**What you are asked to do**
The records are to be reproduced verbatim.

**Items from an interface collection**
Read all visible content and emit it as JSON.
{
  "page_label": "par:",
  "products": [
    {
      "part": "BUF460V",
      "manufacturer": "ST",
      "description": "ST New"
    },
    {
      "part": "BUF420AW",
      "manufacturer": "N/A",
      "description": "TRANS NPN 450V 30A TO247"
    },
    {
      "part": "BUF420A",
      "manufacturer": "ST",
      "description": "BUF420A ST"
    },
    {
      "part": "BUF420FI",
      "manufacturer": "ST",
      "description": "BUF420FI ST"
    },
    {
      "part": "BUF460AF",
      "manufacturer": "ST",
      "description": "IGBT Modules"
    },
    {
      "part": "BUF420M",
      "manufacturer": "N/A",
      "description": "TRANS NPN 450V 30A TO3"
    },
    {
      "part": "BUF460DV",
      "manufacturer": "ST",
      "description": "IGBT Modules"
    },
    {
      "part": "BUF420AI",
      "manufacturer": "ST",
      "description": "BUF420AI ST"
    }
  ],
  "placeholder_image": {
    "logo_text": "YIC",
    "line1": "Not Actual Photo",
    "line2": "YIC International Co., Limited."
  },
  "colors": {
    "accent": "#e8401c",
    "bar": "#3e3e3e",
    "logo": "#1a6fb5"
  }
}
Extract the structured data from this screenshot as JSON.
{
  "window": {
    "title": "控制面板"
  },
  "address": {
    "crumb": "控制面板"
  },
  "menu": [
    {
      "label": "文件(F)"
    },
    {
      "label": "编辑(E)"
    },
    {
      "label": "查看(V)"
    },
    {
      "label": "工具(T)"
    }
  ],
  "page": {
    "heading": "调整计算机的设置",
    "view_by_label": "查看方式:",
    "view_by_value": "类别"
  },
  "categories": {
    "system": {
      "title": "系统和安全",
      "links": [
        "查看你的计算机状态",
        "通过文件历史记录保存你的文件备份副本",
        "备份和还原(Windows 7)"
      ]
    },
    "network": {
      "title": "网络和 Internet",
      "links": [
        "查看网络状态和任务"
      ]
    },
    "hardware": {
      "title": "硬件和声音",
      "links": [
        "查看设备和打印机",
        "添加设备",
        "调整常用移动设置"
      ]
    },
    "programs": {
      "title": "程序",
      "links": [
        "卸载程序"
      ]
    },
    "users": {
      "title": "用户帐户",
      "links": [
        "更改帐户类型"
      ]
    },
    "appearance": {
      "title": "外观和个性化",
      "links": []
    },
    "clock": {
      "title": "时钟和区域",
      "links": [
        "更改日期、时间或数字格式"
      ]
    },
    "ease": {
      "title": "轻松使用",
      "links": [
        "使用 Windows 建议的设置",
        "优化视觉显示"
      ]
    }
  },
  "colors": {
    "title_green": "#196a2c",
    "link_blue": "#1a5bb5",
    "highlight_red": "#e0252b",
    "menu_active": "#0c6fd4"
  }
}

**Solution to the problem**
Read all visible content and emit it as JSON.
{
  "page_label": "par:",
  "products": [
    {
      "part": "BUF460V",
      "manufacturer": "ST",
      "description": "ST New"
    },
    {
      "part": "BUF420AW",
      "manufacturer": "N/A",
      "description": "TRANS NPN 450V 30A TO247"
    },
    {
      "part": "BUF420A",
      "manufacturer": "ST",
      "description": "BUF420A ST"
    },
    {
      "part": "BUF420FI",
      "manufacturer": "ST",
      "description": "BUF420FI ST"
    },
    {
      "part": "BUF460AF",
      "manufacturer": "ST",
      "description": "IGBT Modules"
    },
    {
      "part": "BUF420M",
      "manufacturer": "N/A",
      "description": "TRANS NPN 450V 30A TO3"
    },
    {
      "part": "BUF460DV",
      "manufacturer": "ST",
      "description": "IGBT Modules"
    },
    {
      "part": "BUF420AI",
      "manufacturer": "ST",
      "description": "BUF420AI ST"
    }
  ],
  "placeholder_image": {
    "logo_text": "YIC",
    "line1": "Not Actual Photo",
    "line2": "YIC International Co., Limited."
  },
  "colors": {
    "accent": "#e8401c",
    "bar": "#3e3e3e",
    "logo": "#1a6fb5"
  }
}
Extract the structured data from this screenshot as JSON.
{
  "window": {
    "title": "控制面板"
  },
  "address": {
    "crumb": "控制面板"
  },
  "menu": [
    {
      "label": "文件(F)"
    },
    {
      "label": "编辑(E)"
    },
    {
      "label": "查看(V)"
    },
    {
      "label": "工具(T)"
    }
  ],
  "page": {
    "heading": "调整计算机的设置",
    "view_by_label": "查看方式:",
    "view_by_value": "类别"
  },
  "categories": {
    "system": {
      "title": "系统和安全",
      "links": [
        "查看你的计算机状态",
        "通过文件历史记录保存你的文件备份副本",
        "备份和还原(Windows 7)"
      ]
    },
    "network": {
      "title": "网络和 Internet",
      "links": [
        "查看网络状态和任务"
      ]
    },
    "hardware": {
      "title": "硬件和声音",
      "links": [
        "查看设备和打印机",
        "添加设备",
        "调整常用移动设置"
      ]
    },
    "programs": {
      "title": "程序",
      "links": [
        "卸载程序"
      ]
    },
    "users": {
      "title": "用户帐户",
      "links": [
        "更改帐户类型"
      ]
    },
    "appearance": {
      "title": "外观和个性化",
      "links": []
    },
    "clock": {
      "title": "时钟和区域",
      "links": [
        "更改日期、时间或数字格式"
      ]
    },
    "ease": {
      "title": "轻松使用",
      "links": [
        "使用 Windows 建议的设置",
        "优化视觉显示"
      ]
    }
  },
  "colors": {
    "title_green": "#196a2c",
    "link_blue": "#1a5bb5",
    "highlight_red": "#e0252b",
    "menu_active": "#0c6fd4"
  }
}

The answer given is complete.